“Jerk” submerges the audience into the depths of neurodivergent alienation with a brutal yet delicate honesty. What begins as an innocent choir class slowly malforms into a painful ordeal filled with repetitive epithets and panic. But it isn’t until the narrator reveals her struggle with Tourette’s syndrome that the audience truly is invited into the life of the main character, Laila. With this invitation comes the prevailing knowledge of both pain and perseverance. The duality of the world Laila lives in creates a mirror for the audience to experience the struggle of a neurodivergent teenager. It is through this struggle that Laila is able to realize her true, superhuman potential and accepts her own “normal” in a riveting and heartfelt ending.
in conversation with
When did you first realize you wanted to be a writer?

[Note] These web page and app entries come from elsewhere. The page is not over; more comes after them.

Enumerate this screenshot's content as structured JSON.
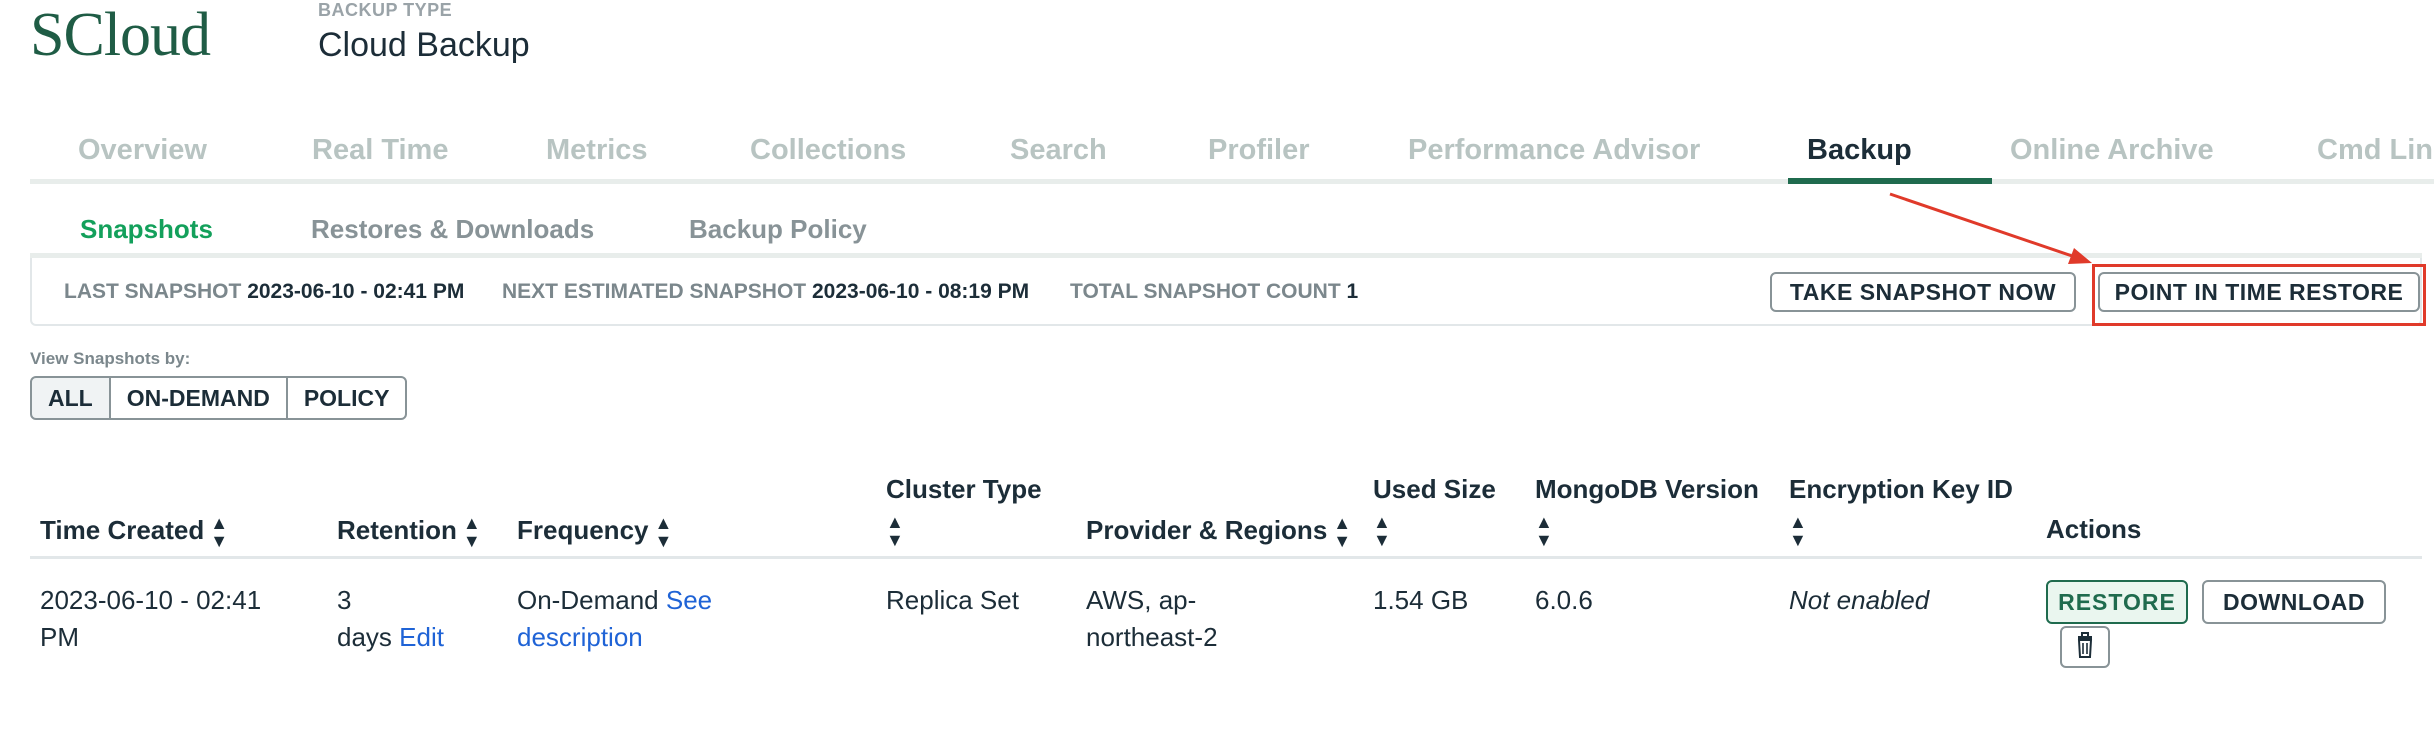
{
  "header": {
    "logo": "SCloud",
    "backup_type_label": "BACKUP TYPE",
    "backup_type_value": "Cloud Backup"
  },
  "tabs": [
    {
      "label": "Overview",
      "active": false
    },
    {
      "label": "Real Time",
      "active": false
    },
    {
      "label": "Metrics",
      "active": false
    },
    {
      "label": "Collections",
      "active": false
    },
    {
      "label": "Search",
      "active": false
    },
    {
      "label": "Profiler",
      "active": false
    },
    {
      "label": "Performance Advisor",
      "active": false
    },
    {
      "label": "Backup",
      "active": true
    },
    {
      "label": "Online Archive",
      "active": false
    },
    {
      "label": "Cmd Lin",
      "active": false
    }
  ],
  "subtabs": [
    {
      "label": "Snapshots",
      "active": true
    },
    {
      "label": "Restores & Downloads",
      "active": false
    },
    {
      "label": "Backup Policy",
      "active": false
    }
  ],
  "info_bar": {
    "last_snapshot_label": "LAST SNAPSHOT",
    "last_snapshot_value": "2023-06-10 - 02:41 PM",
    "next_snapshot_label": "NEXT ESTIMATED SNAPSHOT",
    "next_snapshot_value": "2023-06-10 - 08:19 PM",
    "total_count_label": "TOTAL SNAPSHOT COUNT",
    "total_count_value": "1",
    "take_snapshot_button": "TAKE SNAPSHOT NOW",
    "pit_restore_button": "POINT IN TIME RESTORE"
  },
  "view_by": {
    "label": "View Snapshots by:",
    "options": [
      "ALL",
      "ON-DEMAND",
      "POLICY"
    ],
    "selected": "ALL"
  },
  "table": {
    "columns": [
      "Time Created",
      "Retention",
      "Frequency",
      "Cluster Type",
      "Provider & Regions",
      "Used Size",
      "MongoDB Version",
      "Encryption Key ID",
      "Actions"
    ],
    "rows": [
      {
        "time_created_line1": "2023-06-10 - 02:41",
        "time_created_line2": "PM",
        "retention_line1": "3",
        "retention_line2": "days",
        "retention_edit": "Edit",
        "frequency": "On-Demand",
        "frequency_link_line1": "See",
        "frequency_link_line2": "description",
        "cluster_type": "Replica Set",
        "provider_line1": "AWS, ap-",
        "provider_line2": "northeast-2",
        "used_size": "1.54 GB",
        "mongodb_version": "6.0.6",
        "encryption_key_id": "Not enabled",
        "restore_button": "RESTORE",
        "download_button": "DOWNLOAD"
      }
    ]
  },
  "icons": {
    "sort": "sort-icon",
    "trash": "trash-icon"
  },
  "colors": {
    "brand": "#1f5c45",
    "active_tab_underline": "#1f6b4e",
    "active_subtab": "#13a05b",
    "link": "#1f63d6",
    "annotation_red": "#e03a2a"
  }
}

Ever since I was a little girl, I loved to spend my free time writing stories. I wrote every day, and about anything and everything! When I was in the seventh grade, I submitted a story to a small writing competition, and it won a prize. It was then that I realized that I wanted to be a writer. That experience made me realize that writing was more than just a hobby. It was something that I wished to pursue for the rest of my life!
Who is your greatest influence?
My father is my greatest influence. As a child, I wrote and narrated stories with my father, and we visited authors together. He constantly immersed me in the world of writing, and it is because of him that I have grown to love it. He is one of the most talented creative writers I know, and I have always wanted to be able to craft stories the way he does. He has always talked about following your passion, and that is what truly influenced me to pursue what I love most—creative writing!
What is your writing process?
First, I plan! I have three categories—characters, setting, and plot—that I like to plan out before I begin drafting. I follow a 2-5-10 process for each category. I spend two minutes writing the most important details, five minutes expanding upon those details, and ten minutes finalizing my ideas. After completing this process, I take a ten-minute break before writing my first draft. Upon completion, I take a break until the next day, which is when I begin to edit. I will continue to edit until I feel satisfied with my writing. I like to spend three or four days on this process because if I spend any longer, I tend to edit my piece so much that I lose my original idea.
What inspires you to write?
My main inspiration for writing is the prospect of sharing stories that people are comforted by. Growing up, I found the greatest consolation in stories that were similar to experiences I was going through. The plots gave me hope that I would be able to get through the problems I faced, and I would love to be able to help and comfort other readers in the same way through my writing.
What are your goals?
Professionally, I would love to be able to work for a magazine as either a writer, an editor, or a marketer.